A Controversial bid to build more than 100 homes in Bradford has won council officers’ backing despite a wave of opposition.
Skipton Properties wants permission for 104 houses on land off Ryedale Way, Allerton.
Sandy Lane Parish Council is against the scheme but members of Bradford Council’s Regulatory and Appeals Committee will be advised to back the development when they meet on Thursday.
Members of the parish council fear the local education and health capacity is inadequate to meet the increased demand from the new homes. It has also raised concerns about the impact on wildlife.
Coun Bev Porter, chair of Sandy Lane Parish Council, said: “There was a meeting regarding this attended by the agents and there was no one there in support of it except for the agents. I have had emails coming into me. People are extremely concerned – they do not want this development here.
“We have one first school in Sandy Lane and it is full of pre- fabricated buildings. The school was built a long time ago and the playground has had to absorb more and more pre-fabricated classrooms to accommodate the children who are in there.”
A total of 56 people have written to Bradford Council objecting to the scheme. Critics have raised fears about traffic and pedestrian safety and claim the development will have an adverse effect on wildlife.
They also fear it will result in a loss of privacy and residential amenity.
A report to be considered by councillors says that the primary schools which are readily accessible from the development are overcrowded and warns that current capacity in these primary schools is being exceeded in some year groups.
It says that future forecasts show an increasing pupil population.
But the report also says: “The proposed housing at Ryedale Way would represent a sustainable form of development. Its economic benefits, including job creation, the New Homes Bonus, and expenditure in the local economy, carry significant weight.”
It points out that Bradford has “experienced such a sizeable and persistent under delivery of housing in recent years, which amounts to a backlog of over 5,000 units since 2008/9.”

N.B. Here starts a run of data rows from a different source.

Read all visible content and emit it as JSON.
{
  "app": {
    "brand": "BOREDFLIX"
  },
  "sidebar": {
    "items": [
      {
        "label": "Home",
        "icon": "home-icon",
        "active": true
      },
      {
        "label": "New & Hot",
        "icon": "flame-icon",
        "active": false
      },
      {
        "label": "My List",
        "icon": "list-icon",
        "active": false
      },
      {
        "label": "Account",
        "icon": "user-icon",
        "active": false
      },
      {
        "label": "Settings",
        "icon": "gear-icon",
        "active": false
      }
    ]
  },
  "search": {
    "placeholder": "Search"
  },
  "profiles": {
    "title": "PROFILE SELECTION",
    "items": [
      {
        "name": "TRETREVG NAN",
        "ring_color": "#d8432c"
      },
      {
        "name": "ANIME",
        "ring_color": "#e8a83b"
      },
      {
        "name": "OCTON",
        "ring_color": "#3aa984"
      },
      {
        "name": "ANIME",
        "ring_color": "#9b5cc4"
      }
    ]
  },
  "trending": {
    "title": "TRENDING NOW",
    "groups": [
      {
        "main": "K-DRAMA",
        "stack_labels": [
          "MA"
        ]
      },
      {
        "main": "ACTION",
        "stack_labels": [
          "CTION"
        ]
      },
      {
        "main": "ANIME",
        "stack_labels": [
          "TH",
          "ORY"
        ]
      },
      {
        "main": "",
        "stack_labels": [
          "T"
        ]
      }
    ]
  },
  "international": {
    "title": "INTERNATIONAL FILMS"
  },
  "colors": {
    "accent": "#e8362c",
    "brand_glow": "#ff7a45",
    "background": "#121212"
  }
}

The report says: “It is also clear that unless sites such as that at Ryedale Way are successfully implemented and brought to the market this under supply will not only remain unmet but will also grow significantly worse. This in turn will have severe impact on the prospects for regeneration in the district and will exacerbate existing and growing problems of overcrowding and long waiting lists for social housing which already exist in part of the district.”
The proposal includes 10 affordable two-bed houses and six affordable three-bed houses.
Skipton Properties has agreed to a contribution of £435,254 towards primary and secondary education facilities.